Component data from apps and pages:

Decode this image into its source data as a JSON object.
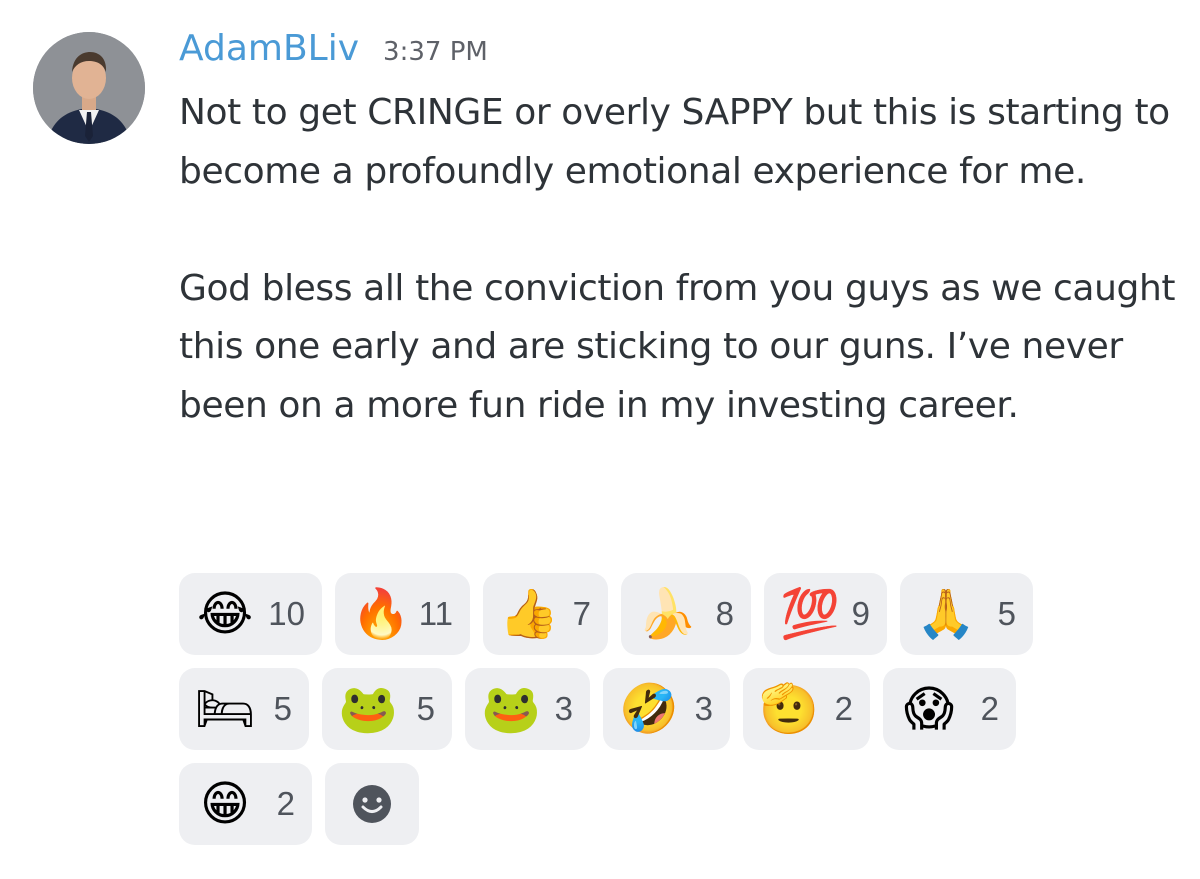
{
  "message": {
    "author": "AdamBLiv",
    "timestamp": "3:37 PM",
    "paragraphs": [
      "Not to get CRINGE or overly SAPPY but this is starting to become a profoundly emotional experience for me.",
      "God bless all the conviction from you guys as we caught this one early and are sticking to our guns. I’ve never been on a more fun ride in my investing career."
    ]
  },
  "reactions": [
    {
      "icon": "face-with-tears-of-joy-emoji",
      "glyph": "😂",
      "count": "10"
    },
    {
      "icon": "fire-emoji",
      "glyph": "🔥",
      "count": "11"
    },
    {
      "icon": "thumbs-up-emoji",
      "glyph": "👍",
      "count": "7"
    },
    {
      "icon": "dancing-banana-emoji",
      "glyph": "🍌",
      "count": "8"
    },
    {
      "icon": "hundred-points-emoji",
      "glyph": "💯",
      "count": "9"
    },
    {
      "icon": "praying-hands-coins-emoji",
      "glyph": "🙏",
      "count": "5"
    },
    {
      "icon": "pepe-bed-emoji",
      "glyph": "🛏",
      "count": "5"
    },
    {
      "icon": "pepe-crying-emoji",
      "glyph": "🐸",
      "count": "5"
    },
    {
      "icon": "pepe-thinking-emoji",
      "glyph": "🐸",
      "count": "3"
    },
    {
      "icon": "rolling-on-floor-laughing-emoji",
      "glyph": "🤣",
      "count": "3"
    },
    {
      "icon": "saluting-face-emoji",
      "glyph": "🫡",
      "count": "2"
    },
    {
      "icon": "manga-face-emoji",
      "glyph": "😱",
      "count": "2"
    },
    {
      "icon": "smiling-man-emoji",
      "glyph": "😁",
      "count": "2"
    }
  ],
  "add_reaction": {
    "icon": "add-reaction-smiley-icon"
  },
  "colors": {
    "username": "#4a9ad6",
    "text": "#2e3338",
    "timestamp": "#5e6168",
    "reaction_bg": "#eeeff2",
    "reaction_count": "#4f545c"
  }
}
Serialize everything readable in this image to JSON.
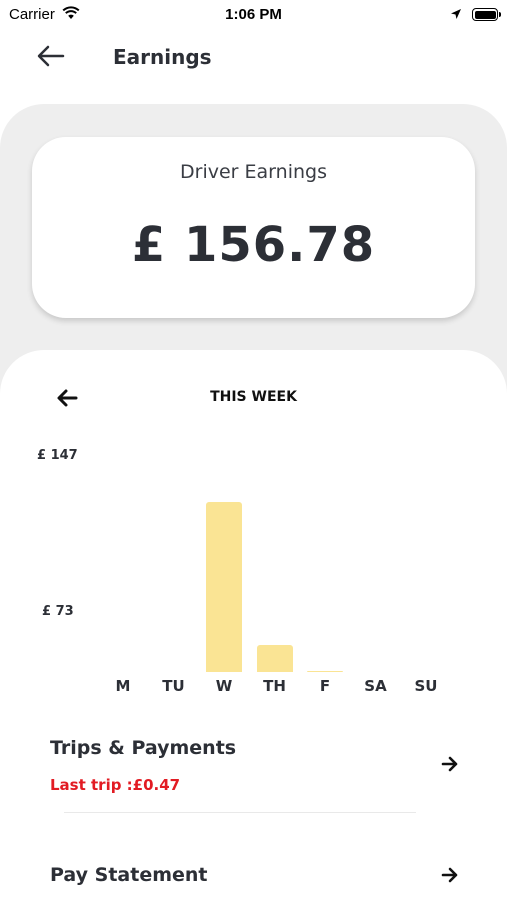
{
  "status_bar": {
    "carrier": "Carrier",
    "time": "1:06 PM"
  },
  "header": {
    "title": "Earnings"
  },
  "earnings_card": {
    "label": "Driver Earnings",
    "amount": "£ 156.78"
  },
  "weekly": {
    "title": "THIS WEEK"
  },
  "chart_data": {
    "type": "bar",
    "categories": [
      "M",
      "TU",
      "W",
      "TH",
      "F",
      "SA",
      "SU"
    ],
    "values": [
      0,
      0,
      147,
      23,
      0.47,
      0,
      0
    ],
    "ytick_labels": [
      "£ 147",
      "£ 73"
    ],
    "bar_color": "#fae494",
    "title": "",
    "xlabel": "",
    "ylabel": ""
  },
  "menu": [
    {
      "title": "Trips & Payments",
      "subtitle": "Last trip :£0.47"
    },
    {
      "title": "Pay Statement"
    }
  ],
  "colors": {
    "accent_red": "#e21b23",
    "text_dark": "#2c2f36",
    "background_gray": "#eeeeee"
  }
}
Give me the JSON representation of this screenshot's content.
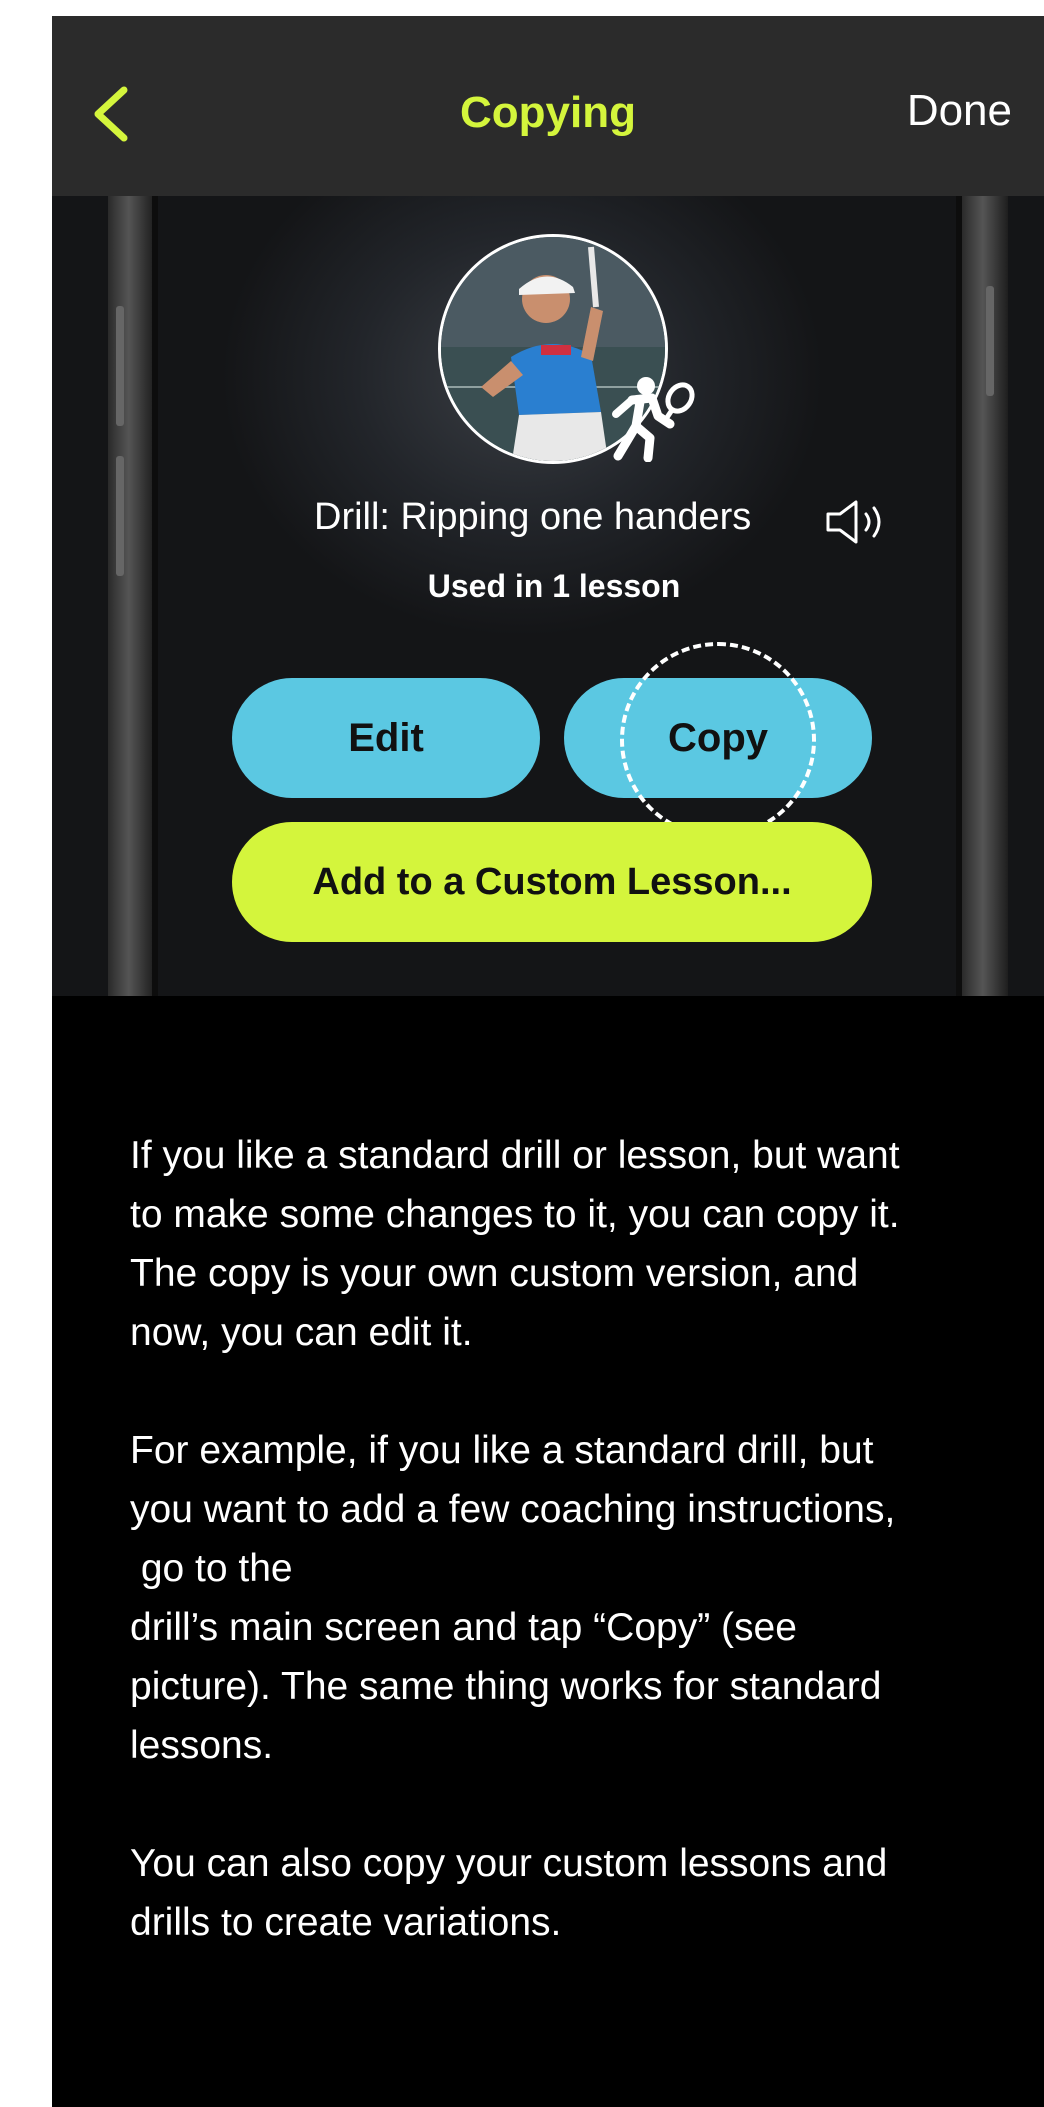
{
  "navbar": {
    "back_icon": "chevron-left-icon",
    "title": "Copying",
    "done_label": "Done",
    "accent_color": "#d4f53c"
  },
  "drill_card": {
    "avatar_icon": "tennis-player-icon",
    "title": "Drill: Ripping one handers",
    "speaker_icon": "speaker-icon",
    "used_in": "Used in 1 lesson",
    "edit_label": "Edit",
    "copy_label": "Copy",
    "add_label": "Add to a Custom Lesson...",
    "button_color": "#5bc8e2"
  },
  "body": {
    "para1": [
      "If you like a standard drill or lesson, but want",
      "to make some changes to it, you can copy it.",
      "The copy is your own custom version, and",
      "now, you can edit it."
    ],
    "para2": [
      "For example, if you like a standard drill, but",
      "you want to add a few coaching instructions,",
      " go to the",
      "drill’s main screen and tap “Copy” (see",
      "picture). The same thing works for standard",
      "lessons."
    ],
    "para3": [
      "You can also copy your custom lessons and",
      "drills to create variations."
    ]
  }
}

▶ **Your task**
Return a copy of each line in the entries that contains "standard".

▶ **Your response**
      "If you like a standard drill or lesson, but want",
      "For example, if you like a standard drill, but",
      "picture). The same thing works for standard",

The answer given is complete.